__Task requirements__. Give back all of the data exactly. Leave nothing out.

--- Records to use Enclosed Below ---

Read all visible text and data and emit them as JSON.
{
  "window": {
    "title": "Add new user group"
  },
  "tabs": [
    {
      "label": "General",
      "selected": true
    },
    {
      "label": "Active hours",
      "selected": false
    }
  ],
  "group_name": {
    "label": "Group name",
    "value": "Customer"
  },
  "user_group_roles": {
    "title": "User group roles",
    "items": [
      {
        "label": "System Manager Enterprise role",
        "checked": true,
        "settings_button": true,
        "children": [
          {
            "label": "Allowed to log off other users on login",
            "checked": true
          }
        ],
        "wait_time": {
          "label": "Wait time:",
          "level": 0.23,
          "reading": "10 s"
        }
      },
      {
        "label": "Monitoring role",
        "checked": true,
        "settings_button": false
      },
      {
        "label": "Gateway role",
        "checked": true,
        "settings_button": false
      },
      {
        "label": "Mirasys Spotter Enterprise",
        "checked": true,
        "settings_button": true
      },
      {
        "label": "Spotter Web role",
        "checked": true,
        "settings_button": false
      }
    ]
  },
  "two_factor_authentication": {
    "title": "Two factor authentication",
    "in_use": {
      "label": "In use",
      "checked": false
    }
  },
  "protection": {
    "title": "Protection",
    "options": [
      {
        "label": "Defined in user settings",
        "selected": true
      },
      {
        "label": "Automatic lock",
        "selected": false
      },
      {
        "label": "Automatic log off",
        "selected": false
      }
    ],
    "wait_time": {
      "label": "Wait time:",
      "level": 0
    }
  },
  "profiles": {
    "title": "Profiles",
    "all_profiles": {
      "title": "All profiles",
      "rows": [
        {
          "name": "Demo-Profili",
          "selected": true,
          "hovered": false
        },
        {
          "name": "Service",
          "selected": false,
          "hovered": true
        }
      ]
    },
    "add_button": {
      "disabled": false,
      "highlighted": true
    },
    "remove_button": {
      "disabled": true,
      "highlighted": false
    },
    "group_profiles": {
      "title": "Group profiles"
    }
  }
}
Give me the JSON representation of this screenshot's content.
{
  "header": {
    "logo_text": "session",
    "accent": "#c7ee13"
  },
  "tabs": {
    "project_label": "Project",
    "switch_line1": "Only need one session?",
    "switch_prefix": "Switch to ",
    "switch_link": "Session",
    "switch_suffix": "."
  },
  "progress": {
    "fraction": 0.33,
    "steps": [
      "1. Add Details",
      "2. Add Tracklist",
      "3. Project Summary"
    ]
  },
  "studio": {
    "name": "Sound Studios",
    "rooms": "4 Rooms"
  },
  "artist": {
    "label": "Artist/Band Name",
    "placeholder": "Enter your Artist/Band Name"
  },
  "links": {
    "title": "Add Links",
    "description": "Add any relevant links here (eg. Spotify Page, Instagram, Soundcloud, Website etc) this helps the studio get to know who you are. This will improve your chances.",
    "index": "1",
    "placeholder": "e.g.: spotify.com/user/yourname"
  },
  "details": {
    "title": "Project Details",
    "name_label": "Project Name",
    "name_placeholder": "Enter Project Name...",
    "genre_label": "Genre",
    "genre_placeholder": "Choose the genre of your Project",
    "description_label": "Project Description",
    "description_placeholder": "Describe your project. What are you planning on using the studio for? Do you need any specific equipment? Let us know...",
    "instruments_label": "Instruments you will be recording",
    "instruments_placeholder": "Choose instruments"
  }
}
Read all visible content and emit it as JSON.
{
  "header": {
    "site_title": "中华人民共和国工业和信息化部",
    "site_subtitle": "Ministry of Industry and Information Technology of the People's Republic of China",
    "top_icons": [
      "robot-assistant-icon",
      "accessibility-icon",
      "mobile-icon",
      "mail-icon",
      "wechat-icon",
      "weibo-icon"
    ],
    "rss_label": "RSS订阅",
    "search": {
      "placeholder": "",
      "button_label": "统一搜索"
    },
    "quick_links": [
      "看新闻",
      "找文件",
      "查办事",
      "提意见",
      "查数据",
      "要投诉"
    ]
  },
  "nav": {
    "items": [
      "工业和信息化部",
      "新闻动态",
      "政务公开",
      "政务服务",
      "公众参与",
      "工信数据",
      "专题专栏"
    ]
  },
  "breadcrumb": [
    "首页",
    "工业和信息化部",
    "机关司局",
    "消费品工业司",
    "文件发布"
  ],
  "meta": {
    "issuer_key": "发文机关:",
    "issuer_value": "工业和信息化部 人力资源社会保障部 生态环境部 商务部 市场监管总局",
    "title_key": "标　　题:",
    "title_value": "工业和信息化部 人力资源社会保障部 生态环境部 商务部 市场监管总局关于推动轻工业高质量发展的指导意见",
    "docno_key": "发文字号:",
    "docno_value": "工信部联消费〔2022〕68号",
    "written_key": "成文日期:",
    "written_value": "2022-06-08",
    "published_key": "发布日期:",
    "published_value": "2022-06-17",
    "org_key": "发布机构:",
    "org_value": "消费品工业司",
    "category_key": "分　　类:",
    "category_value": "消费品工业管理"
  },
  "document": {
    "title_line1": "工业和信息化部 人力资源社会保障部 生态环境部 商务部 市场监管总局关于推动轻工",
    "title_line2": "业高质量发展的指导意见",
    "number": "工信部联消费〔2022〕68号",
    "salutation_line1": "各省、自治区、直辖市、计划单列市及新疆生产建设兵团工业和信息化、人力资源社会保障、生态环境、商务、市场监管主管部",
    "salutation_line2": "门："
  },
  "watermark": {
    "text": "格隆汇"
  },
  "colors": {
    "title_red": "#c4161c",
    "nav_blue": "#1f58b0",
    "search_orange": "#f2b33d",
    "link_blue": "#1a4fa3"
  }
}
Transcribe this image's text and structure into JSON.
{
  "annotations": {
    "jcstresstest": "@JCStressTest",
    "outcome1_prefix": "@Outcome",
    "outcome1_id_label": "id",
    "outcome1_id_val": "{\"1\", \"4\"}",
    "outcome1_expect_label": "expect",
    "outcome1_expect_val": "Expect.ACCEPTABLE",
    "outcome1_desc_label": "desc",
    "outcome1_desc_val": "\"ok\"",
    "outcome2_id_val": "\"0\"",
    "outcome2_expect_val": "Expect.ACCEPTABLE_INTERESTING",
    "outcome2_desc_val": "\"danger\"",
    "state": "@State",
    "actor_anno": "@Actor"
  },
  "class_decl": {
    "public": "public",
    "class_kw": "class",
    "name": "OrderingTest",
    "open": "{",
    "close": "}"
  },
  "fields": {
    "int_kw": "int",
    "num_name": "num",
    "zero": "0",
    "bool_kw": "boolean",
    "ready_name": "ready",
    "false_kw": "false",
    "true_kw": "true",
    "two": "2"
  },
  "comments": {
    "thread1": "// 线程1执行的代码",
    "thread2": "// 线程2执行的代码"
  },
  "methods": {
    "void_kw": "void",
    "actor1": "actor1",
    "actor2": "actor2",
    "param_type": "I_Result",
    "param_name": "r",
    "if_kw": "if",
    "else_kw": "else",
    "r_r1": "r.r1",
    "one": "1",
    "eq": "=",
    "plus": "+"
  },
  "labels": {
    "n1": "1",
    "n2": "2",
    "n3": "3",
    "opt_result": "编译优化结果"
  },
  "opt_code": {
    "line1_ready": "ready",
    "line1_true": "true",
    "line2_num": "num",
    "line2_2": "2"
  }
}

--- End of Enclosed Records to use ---

__Response to the exercise__.
Read all visible text and data and emit them as JSON.
{
  "window": {
    "title": "Add new user group"
  },
  "tabs": [
    {
      "label": "General",
      "selected": true
    },
    {
      "label": "Active hours",
      "selected": false
    }
  ],
  "group_name": {
    "label": "Group name",
    "value": "Customer"
  },
  "user_group_roles": {
    "title": "User group roles",
    "items": [
      {
        "label": "System Manager Enterprise role",
        "checked": true,
        "settings_button": true,
        "children": [
          {
            "label": "Allowed to log off other users on login",
            "checked": true
          }
        ],
        "wait_time": {
          "label": "Wait time:",
          "level": 0.23,
          "reading": "10 s"
        }
      },
      {
        "label": "Monitoring role",
        "checked": true,
        "settings_button": false
      },
      {
        "label": "Gateway role",
        "checked": true,
        "settings_button": false
      },
      {
        "label": "Mirasys Spotter Enterprise",
        "checked": true,
        "settings_button": true
      },
      {
        "label": "Spotter Web role",
        "checked": true,
        "settings_button": false
      }
    ]
  },
  "two_factor_authentication": {
    "title": "Two factor authentication",
    "in_use": {
      "label": "In use",
      "checked": false
    }
  },
  "protection": {
    "title": "Protection",
    "options": [
      {
        "label": "Defined in user settings",
        "selected": true
      },
      {
        "label": "Automatic lock",
        "selected": false
      },
      {
        "label": "Automatic log off",
        "selected": false
      }
    ],
    "wait_time": {
      "label": "Wait time:",
      "level": 0
    }
  },
  "profiles": {
    "title": "Profiles",
    "all_profiles": {
      "title": "All profiles",
      "rows": [
        {
          "name": "Demo-Profili",
          "selected": true,
          "hovered": false
        },
        {
          "name": "Service",
          "selected": false,
          "hovered": true
        }
      ]
    },
    "add_button": {
      "disabled": false,
      "highlighted": true
    },
    "remove_button": {
      "disabled": true,
      "highlighted": false
    },
    "group_profiles": {
      "title": "Group profiles"
    }
  }
}
Give me the JSON representation of this screenshot's content.
{
  "header": {
    "logo_text": "session",
    "accent": "#c7ee13"
  },
  "tabs": {
    "project_label": "Project",
    "switch_line1": "Only need one session?",
    "switch_prefix": "Switch to ",
    "switch_link": "Session",
    "switch_suffix": "."
  },
  "progress": {
    "fraction": 0.33,
    "steps": [
      "1. Add Details",
      "2. Add Tracklist",
      "3. Project Summary"
    ]
  },
  "studio": {
    "name": "Sound Studios",
    "rooms": "4 Rooms"
  },
  "artist": {
    "label": "Artist/Band Name",
    "placeholder": "Enter your Artist/Band Name"
  },
  "links": {
    "title": "Add Links",
    "description": "Add any relevant links here (eg. Spotify Page, Instagram, Soundcloud, Website etc) this helps the studio get to know who you are. This will improve your chances.",
    "index": "1",
    "placeholder": "e.g.: spotify.com/user/yourname"
  },
  "details": {
    "title": "Project Details",
    "name_label": "Project Name",
    "name_placeholder": "Enter Project Name...",
    "genre_label": "Genre",
    "genre_placeholder": "Choose the genre of your Project",
    "description_label": "Project Description",
    "description_placeholder": "Describe your project. What are you planning on using the studio for? Do you need any specific equipment? Let us know...",
    "instruments_label": "Instruments you will be recording",
    "instruments_placeholder": "Choose instruments"
  }
}
Read all visible content and emit it as JSON.
{
  "header": {
    "site_title": "中华人民共和国工业和信息化部",
    "site_subtitle": "Ministry of Industry and Information Technology of the People's Republic of China",
    "top_icons": [
      "robot-assistant-icon",
      "accessibility-icon",
      "mobile-icon",
      "mail-icon",
      "wechat-icon",
      "weibo-icon"
    ],
    "rss_label": "RSS订阅",
    "search": {
      "placeholder": "",
      "button_label": "统一搜索"
    },
    "quick_links": [
      "看新闻",
      "找文件",
      "查办事",
      "提意见",
      "查数据",
      "要投诉"
    ]
  },
  "nav": {
    "items": [
      "工业和信息化部",
      "新闻动态",
      "政务公开",
      "政务服务",
      "公众参与",
      "工信数据",
      "专题专栏"
    ]
  },
  "breadcrumb": [
    "首页",
    "工业和信息化部",
    "机关司局",
    "消费品工业司",
    "文件发布"
  ],
  "meta": {
    "issuer_key": "发文机关:",
    "issuer_value": "工业和信息化部 人力资源社会保障部 生态环境部 商务部 市场监管总局",
    "title_key": "标　　题:",
    "title_value": "工业和信息化部 人力资源社会保障部 生态环境部 商务部 市场监管总局关于推动轻工业高质量发展的指导意见",
    "docno_key": "发文字号:",
    "docno_value": "工信部联消费〔2022〕68号",
    "written_key": "成文日期:",
    "written_value": "2022-06-08",
    "published_key": "发布日期:",
    "published_value": "2022-06-17",
    "org_key": "发布机构:",
    "org_value": "消费品工业司",
    "category_key": "分　　类:",
    "category_value": "消费品工业管理"
  },
  "document": {
    "title_line1": "工业和信息化部 人力资源社会保障部 生态环境部 商务部 市场监管总局关于推动轻工",
    "title_line2": "业高质量发展的指导意见",
    "number": "工信部联消费〔2022〕68号",
    "salutation_line1": "各省、自治区、直辖市、计划单列市及新疆生产建设兵团工业和信息化、人力资源社会保障、生态环境、商务、市场监管主管部",
    "salutation_line2": "门："
  },
  "watermark": {
    "text": "格隆汇"
  },
  "colors": {
    "title_red": "#c4161c",
    "nav_blue": "#1f58b0",
    "search_orange": "#f2b33d",
    "link_blue": "#1a4fa3"
  }
}
Transcribe this image's text and structure into JSON.
{
  "annotations": {
    "jcstresstest": "@JCStressTest",
    "outcome1_prefix": "@Outcome",
    "outcome1_id_label": "id",
    "outcome1_id_val": "{\"1\", \"4\"}",
    "outcome1_expect_label": "expect",
    "outcome1_expect_val": "Expect.ACCEPTABLE",
    "outcome1_desc_label": "desc",
    "outcome1_desc_val": "\"ok\"",
    "outcome2_id_val": "\"0\"",
    "outcome2_expect_val": "Expect.ACCEPTABLE_INTERESTING",
    "outcome2_desc_val": "\"danger\"",
    "state": "@State",
    "actor_anno": "@Actor"
  },
  "class_decl": {
    "public": "public",
    "class_kw": "class",
    "name": "OrderingTest",
    "open": "{",
    "close": "}"
  },
  "fields": {
    "int_kw": "int",
    "num_name": "num",
    "zero": "0",
    "bool_kw": "boolean",
    "ready_name": "ready",
    "false_kw": "false",
    "true_kw": "true",
    "two": "2"
  },
  "comments": {
    "thread1": "// 线程1执行的代码",
    "thread2": "// 线程2执行的代码"
  },
  "methods": {
    "void_kw": "void",
    "actor1": "actor1",
    "actor2": "actor2",
    "param_type": "I_Result",
    "param_name": "r",
    "if_kw": "if",
    "else_kw": "else",
    "r_r1": "r.r1",
    "one": "1",
    "eq": "=",
    "plus": "+"
  },
  "labels": {
    "n1": "1",
    "n2": "2",
    "n3": "3",
    "opt_result": "编译优化结果"
  },
  "opt_code": {
    "line1_ready": "ready",
    "line1_true": "true",
    "line2_num": "num",
    "line2_2": "2"
  }
}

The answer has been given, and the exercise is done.